Copy out every line of the records where the string "Example" occurs.

● **Supplied material**
* * * *

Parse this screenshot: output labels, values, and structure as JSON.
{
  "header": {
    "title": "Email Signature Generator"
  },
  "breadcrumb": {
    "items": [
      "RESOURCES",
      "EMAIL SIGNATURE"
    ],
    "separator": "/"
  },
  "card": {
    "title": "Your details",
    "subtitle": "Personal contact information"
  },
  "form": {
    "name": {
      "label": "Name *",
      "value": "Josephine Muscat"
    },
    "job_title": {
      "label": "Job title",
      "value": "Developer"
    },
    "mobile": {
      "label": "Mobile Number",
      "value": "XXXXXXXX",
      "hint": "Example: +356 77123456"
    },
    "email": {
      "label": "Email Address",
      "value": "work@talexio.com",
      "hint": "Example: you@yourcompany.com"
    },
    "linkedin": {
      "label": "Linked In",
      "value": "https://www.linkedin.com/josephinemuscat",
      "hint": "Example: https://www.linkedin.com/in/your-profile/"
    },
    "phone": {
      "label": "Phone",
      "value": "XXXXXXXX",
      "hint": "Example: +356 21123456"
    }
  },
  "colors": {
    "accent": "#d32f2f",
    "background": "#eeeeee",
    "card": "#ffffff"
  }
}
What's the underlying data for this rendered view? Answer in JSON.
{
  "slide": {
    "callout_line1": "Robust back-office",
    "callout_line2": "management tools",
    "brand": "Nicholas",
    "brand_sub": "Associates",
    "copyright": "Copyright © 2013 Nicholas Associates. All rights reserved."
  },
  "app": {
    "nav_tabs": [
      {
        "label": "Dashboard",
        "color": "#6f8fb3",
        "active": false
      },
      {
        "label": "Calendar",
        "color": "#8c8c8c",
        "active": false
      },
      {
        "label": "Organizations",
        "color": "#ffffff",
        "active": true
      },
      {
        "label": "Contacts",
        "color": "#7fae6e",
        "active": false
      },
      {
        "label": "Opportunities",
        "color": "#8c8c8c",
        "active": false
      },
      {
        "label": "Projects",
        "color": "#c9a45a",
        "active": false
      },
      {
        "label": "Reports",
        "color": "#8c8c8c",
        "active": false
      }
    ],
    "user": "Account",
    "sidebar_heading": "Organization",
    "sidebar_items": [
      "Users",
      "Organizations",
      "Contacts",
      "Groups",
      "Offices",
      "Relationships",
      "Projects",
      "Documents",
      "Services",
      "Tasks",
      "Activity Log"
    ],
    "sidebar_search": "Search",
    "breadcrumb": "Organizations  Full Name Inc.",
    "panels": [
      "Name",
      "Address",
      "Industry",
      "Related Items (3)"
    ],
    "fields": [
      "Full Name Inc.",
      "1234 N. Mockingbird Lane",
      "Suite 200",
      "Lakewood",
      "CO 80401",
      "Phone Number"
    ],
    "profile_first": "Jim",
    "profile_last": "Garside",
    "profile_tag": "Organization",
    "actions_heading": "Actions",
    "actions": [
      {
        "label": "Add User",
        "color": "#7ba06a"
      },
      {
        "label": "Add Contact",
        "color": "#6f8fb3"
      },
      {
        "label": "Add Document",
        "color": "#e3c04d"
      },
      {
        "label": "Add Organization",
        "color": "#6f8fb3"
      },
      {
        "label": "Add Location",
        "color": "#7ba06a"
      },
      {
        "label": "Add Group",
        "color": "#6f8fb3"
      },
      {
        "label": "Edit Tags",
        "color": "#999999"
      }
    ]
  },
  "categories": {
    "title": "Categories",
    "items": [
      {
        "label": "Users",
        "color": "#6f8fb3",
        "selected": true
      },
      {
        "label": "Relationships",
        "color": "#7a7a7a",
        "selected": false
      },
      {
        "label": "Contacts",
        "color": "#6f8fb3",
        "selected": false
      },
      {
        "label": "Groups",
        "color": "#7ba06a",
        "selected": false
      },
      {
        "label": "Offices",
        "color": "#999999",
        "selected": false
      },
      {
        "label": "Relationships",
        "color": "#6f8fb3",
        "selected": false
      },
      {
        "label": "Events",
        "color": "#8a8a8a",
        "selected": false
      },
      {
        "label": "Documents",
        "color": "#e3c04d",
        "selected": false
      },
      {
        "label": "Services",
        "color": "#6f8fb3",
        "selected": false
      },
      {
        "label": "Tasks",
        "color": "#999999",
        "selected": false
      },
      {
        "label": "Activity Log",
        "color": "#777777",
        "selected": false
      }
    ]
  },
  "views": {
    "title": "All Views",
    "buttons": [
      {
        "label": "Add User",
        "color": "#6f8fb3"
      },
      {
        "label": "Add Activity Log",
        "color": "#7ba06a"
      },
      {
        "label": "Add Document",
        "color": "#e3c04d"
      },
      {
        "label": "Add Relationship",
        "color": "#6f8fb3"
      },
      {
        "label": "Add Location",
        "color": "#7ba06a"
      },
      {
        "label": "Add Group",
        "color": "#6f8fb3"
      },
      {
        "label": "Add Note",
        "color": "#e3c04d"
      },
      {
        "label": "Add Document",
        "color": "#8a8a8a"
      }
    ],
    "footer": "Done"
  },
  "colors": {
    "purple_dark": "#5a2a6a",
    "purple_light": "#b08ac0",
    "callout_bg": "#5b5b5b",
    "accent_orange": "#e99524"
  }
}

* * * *

● **Exercise output**
      "hint": "Example: +356 77123456"
      "hint": "Example: you@yourcompany.com"
      "hint": "Example: https://www.linkedin.com/in/your-profile/"
      "hint": "Example: +356 21123456"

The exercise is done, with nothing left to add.